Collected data
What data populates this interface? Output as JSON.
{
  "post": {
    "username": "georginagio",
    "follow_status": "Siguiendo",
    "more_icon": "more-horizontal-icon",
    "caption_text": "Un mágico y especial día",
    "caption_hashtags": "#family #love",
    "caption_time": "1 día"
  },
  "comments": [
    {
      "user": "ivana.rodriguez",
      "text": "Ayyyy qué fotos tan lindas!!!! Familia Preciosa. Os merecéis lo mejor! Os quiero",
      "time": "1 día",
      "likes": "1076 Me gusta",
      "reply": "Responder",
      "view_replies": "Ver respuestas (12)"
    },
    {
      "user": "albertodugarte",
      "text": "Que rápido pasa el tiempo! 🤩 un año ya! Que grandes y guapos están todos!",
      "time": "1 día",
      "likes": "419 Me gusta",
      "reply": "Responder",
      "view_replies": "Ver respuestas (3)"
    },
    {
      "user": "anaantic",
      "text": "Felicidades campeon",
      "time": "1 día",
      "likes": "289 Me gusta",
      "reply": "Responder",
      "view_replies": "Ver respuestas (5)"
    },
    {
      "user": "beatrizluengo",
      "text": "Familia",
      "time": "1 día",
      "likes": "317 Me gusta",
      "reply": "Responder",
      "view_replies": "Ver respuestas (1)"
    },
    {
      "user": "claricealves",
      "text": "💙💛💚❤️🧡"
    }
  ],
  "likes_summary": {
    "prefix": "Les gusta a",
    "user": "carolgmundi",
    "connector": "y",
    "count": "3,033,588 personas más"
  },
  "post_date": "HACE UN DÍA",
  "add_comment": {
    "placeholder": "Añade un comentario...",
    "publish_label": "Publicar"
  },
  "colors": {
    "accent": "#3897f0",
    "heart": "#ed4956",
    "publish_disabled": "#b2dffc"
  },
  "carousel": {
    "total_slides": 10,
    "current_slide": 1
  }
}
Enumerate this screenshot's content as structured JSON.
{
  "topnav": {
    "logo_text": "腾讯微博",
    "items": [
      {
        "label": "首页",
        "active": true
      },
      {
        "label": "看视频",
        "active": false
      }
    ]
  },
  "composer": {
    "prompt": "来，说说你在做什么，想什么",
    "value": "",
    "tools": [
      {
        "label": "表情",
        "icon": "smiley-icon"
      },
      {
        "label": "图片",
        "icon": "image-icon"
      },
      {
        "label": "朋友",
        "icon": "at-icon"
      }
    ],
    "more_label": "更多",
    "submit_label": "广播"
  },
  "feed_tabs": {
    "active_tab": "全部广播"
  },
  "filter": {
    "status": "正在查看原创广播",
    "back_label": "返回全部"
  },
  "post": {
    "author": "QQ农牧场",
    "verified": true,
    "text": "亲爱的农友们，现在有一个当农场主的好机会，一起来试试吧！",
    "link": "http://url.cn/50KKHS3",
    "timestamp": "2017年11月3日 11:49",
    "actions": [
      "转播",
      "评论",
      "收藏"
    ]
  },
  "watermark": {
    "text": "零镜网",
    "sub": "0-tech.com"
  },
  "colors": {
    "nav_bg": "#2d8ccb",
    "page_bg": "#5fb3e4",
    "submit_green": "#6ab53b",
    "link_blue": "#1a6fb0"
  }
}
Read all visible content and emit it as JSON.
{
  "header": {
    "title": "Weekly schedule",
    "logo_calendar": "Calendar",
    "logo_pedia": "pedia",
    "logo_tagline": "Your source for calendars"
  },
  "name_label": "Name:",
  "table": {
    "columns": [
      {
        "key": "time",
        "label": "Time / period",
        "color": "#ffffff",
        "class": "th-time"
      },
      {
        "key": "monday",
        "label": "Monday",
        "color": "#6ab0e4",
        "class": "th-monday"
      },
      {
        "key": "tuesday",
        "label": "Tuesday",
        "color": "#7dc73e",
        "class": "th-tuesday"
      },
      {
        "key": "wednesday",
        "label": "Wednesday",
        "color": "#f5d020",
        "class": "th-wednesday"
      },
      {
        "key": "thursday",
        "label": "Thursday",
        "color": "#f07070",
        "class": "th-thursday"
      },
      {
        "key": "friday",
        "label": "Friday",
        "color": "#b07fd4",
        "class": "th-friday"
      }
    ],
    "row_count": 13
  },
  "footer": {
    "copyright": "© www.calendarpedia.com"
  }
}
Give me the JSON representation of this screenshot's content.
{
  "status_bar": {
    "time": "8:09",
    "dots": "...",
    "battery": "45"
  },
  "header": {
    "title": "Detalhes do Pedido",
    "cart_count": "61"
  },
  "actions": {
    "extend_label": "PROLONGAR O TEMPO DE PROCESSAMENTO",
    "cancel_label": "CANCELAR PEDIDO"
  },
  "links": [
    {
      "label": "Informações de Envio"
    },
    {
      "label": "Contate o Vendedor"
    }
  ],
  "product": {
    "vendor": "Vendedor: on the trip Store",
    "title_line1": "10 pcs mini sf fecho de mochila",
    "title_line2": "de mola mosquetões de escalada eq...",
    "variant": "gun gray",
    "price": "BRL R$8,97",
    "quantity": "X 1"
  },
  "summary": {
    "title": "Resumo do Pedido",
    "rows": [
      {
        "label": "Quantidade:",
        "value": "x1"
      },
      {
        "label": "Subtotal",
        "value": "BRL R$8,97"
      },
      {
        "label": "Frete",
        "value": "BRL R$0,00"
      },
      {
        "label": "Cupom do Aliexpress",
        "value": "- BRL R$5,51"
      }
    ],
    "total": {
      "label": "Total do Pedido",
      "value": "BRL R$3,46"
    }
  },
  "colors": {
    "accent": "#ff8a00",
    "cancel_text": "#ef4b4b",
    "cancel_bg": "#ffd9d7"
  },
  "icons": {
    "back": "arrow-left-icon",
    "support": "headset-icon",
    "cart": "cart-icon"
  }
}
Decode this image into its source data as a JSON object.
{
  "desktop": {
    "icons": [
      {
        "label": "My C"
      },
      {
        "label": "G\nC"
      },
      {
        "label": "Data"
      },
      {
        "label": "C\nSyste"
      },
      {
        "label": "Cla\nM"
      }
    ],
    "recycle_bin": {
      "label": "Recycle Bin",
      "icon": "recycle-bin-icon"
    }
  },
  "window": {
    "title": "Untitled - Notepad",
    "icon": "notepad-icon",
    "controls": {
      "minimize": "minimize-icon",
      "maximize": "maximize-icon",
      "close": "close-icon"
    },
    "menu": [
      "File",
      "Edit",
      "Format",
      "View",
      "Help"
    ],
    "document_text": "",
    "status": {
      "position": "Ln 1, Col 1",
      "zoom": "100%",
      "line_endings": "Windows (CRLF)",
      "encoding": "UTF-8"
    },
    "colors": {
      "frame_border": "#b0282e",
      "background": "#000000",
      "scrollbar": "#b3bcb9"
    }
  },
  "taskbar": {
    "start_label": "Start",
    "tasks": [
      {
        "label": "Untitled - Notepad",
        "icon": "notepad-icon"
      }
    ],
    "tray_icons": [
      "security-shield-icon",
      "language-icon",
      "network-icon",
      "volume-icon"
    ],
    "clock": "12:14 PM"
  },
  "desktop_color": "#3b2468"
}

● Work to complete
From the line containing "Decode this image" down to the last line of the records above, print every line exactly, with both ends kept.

● Result of this task
Decode this image into its source data as a JSON object.
{
  "desktop": {
    "icons": [
      {
        "label": "My C"
      },
      {
        "label": "G\nC"
      },
      {
        "label": "Data"
      },
      {
        "label": "C\nSyste"
      },
      {
        "label": "Cla\nM"
      }
    ],
    "recycle_bin": {
      "label": "Recycle Bin",
      "icon": "recycle-bin-icon"
    }
  },
  "window": {
    "title": "Untitled - Notepad",
    "icon": "notepad-icon",
    "controls": {
      "minimize": "minimize-icon",
      "maximize": "maximize-icon",
      "close": "close-icon"
    },
    "menu": [
      "File",
      "Edit",
      "Format",
      "View",
      "Help"
    ],
    "document_text": "",
    "status": {
      "position": "Ln 1, Col 1",
      "zoom": "100%",
      "line_endings": "Windows (CRLF)",
      "encoding": "UTF-8"
    },
    "colors": {
      "frame_border": "#b0282e",
      "background": "#000000",
      "scrollbar": "#b3bcb9"
    }
  },
  "taskbar": {
    "start_label": "Start",
    "tasks": [
      {
        "label": "Untitled - Notepad",
        "icon": "notepad-icon"
      }
    ],
    "tray_icons": [
      "security-shield-icon",
      "language-icon",
      "network-icon",
      "volume-icon"
    ],
    "clock": "12:14 PM"
  },
  "desktop_color": "#3b2468"
}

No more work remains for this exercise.